At The Motley Fool, we're not just about buying stocks -- we're about buying businesses. And we believe the best businesses serve all of their stakeholders in the process of turning a profit. This includes investors, customers, employees, and, more generally, the world. Not too long ago, we revealed our favorite stakeholder-friendly companies, but we've also written about those that came up a bit short.
Last summer, we discussed an instance of irresponsible corporate behavior at Dow Chemical (NYSE: DOW ) . For years, Dow has fought tooth and nail to separate itself from the Bhopal, India, chemical spill, a tragedy that took place at the hands of its subsidiary in 1984. As a financial media outlet, it is our responsibility to bring attention to these types of company issues. For this reason, we decided to dig into a similar case recently -- a decades-old Ecuadorian oil spill linked to energy giant Chevron (NYSE: CVX ) . We mentioned this case briefly in our Dow article:
In Ecuador, beginning in the 1960s, Texaco discharged billions of gallons of oil waste directly into the Amazon rainforest, creating an oil spill that ruined the lives of countless indigenous people. Chevron, after acquiring Texaco (and its liabilities!) in 2001, has refused to pay the $18 billion* fine ordered by Ecuadorian courts, claiming fraud. In a company statement, Chevron argues that PetroEcuador, the state-owned oil company that took over Texaco's facilities after 2001, should be held responsible.
Similar to Dow, Chevron was not directly involved in the accident in the Amazon. However, the acquisition of Texaco should have transferred any liabilities onto its books, much like buying a car with an "as-is" label. This legal concept is referred to as "successor liability," but it failed to occur because of complex legal maneuvers and an assortment of jurisdiction issues.
Chevron argues that Texaco actually settled this case once before in the 1990s, admitting its missteps and complying with a remediation clean-up program. However, the settlement failed to address all of the parties that were victims of the spill.

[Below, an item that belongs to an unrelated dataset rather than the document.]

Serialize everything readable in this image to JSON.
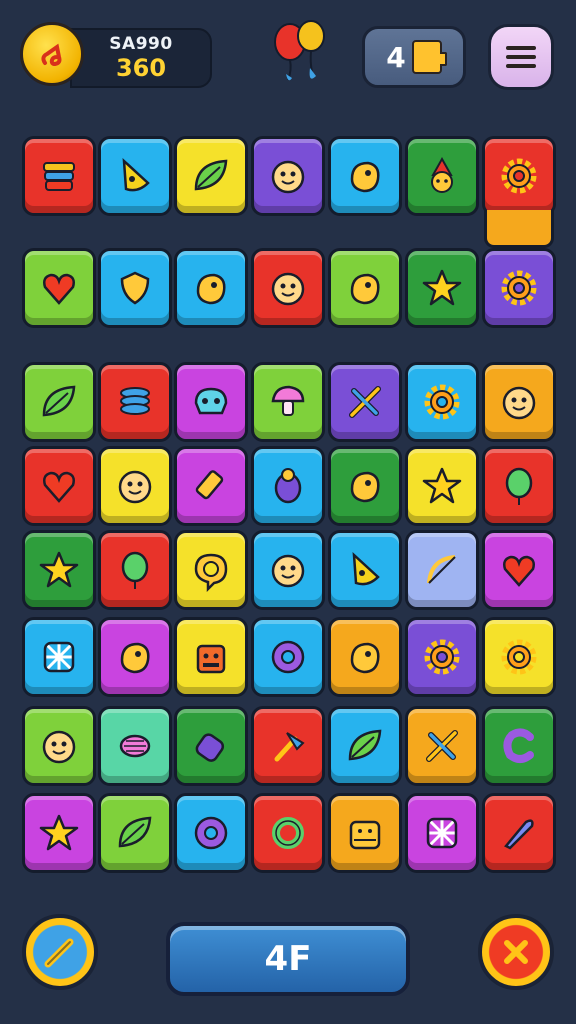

So, a new trial commenced -- this time in Ecuador -- where mounting evidence shows the playing field might have been tilted against Chevron. The company points to instances of fraud in the Ecuadorian trials that have been noted by the International Arbitration Panel at the Hague and several U.S. judges. Just last Friday, in fact, a key environmental expert in the trial against Chevron completely disavowed its original testimony, noting the process was "fatally tainted." This comes on top of the admission earlier this year by an Ecuadorian judge who claims he was bribed by the plaintiffs. Both sides continue to exchange blows, with each exchange leaving investors more perplexed about the potential outcome.
And the stakes couldn't be much higher. As mentioned above, Chevron could be on the hook for an $19 billion fine, which amounts to more than 85% of the $22 billion in cash on its balance sheet. To try to get to the bottom of the matter, the Fool decided to talk to Chevron and its adversaries recently. We realize we can’t possibly uncover and present all of the details of this convoluted legal case in a single article, but perhaps the best thing we can do is provide a platform to allow investors to hear from both sides. Furthermore, Chevron is currently a recommendation in one of The Motley Fool's premium newsletters, so understanding the ins and outs of this case is of the utmost importance to us.

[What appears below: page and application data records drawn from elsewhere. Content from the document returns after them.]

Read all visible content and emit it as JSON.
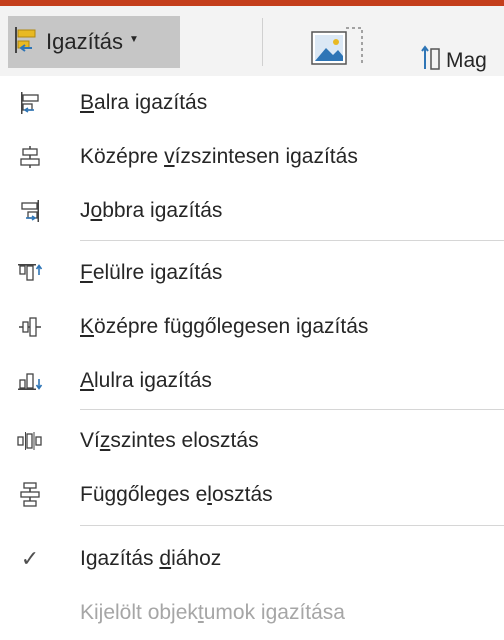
{
  "toolbar": {
    "align_button": {
      "label": "Igazítás",
      "icon": "align-left-icon"
    },
    "image_button": {
      "icon": "picture-icon"
    },
    "mag_button": {
      "label": "Mag",
      "icon": "size-height-icon"
    }
  },
  "menu": {
    "items": [
      {
        "pre": "",
        "ul": "B",
        "post": "alra igazítás",
        "icon": "align-left-icon"
      },
      {
        "pre": "Középre ",
        "ul": "v",
        "post": "ízszintesen igazítás",
        "icon": "align-center-icon"
      },
      {
        "pre": "J",
        "ul": "o",
        "post": "bbra igazítás",
        "icon": "align-right-icon"
      },
      {
        "pre": "",
        "ul": "F",
        "post": "elülre igazítás",
        "icon": "align-top-icon"
      },
      {
        "pre": "",
        "ul": "K",
        "post": "özépre függőlegesen igazítás",
        "icon": "align-middle-icon"
      },
      {
        "pre": "",
        "ul": "A",
        "post": "lulra igazítás",
        "icon": "align-bottom-icon"
      },
      {
        "pre": "Ví",
        "ul": "z",
        "post": "szintes elosztás",
        "icon": "distribute-horizontal-icon"
      },
      {
        "pre": "Függőleges e",
        "ul": "l",
        "post": "osztás",
        "icon": "distribute-vertical-icon"
      },
      {
        "pre": "Igazítás ",
        "ul": "d",
        "post": "iához",
        "icon": "check-icon",
        "checked": true
      },
      {
        "pre": "Kijelölt objek",
        "ul": "t",
        "post": "umok igazítása",
        "icon": "",
        "disabled": true
      }
    ]
  },
  "colors": {
    "accent_bar": "#c43e1c",
    "button_pressed": "#c6c6c6",
    "icon_accent": "#2e75b6",
    "icon_yellow": "#e8b923",
    "disabled_text": "#a6a6a6"
  }
}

My colleague James Early, who runs our Income Investor service, sat down with one of the plaintiffs' attorneys and Chevron's own representatives. Their discussion, which took place prior to the most recent revelations of foul play, reveals the complex nature of international litigation. At the same time, as James said in a recent newsletter, "the "legal" requirements do not always equate with what is ethically "right," so companies -- and investors -- need to make their own decisions. And sometimes the hardest part is not the ethics but knowing whose story to believe in the first place."
*The $18 billion fine has since increased to $19 billion.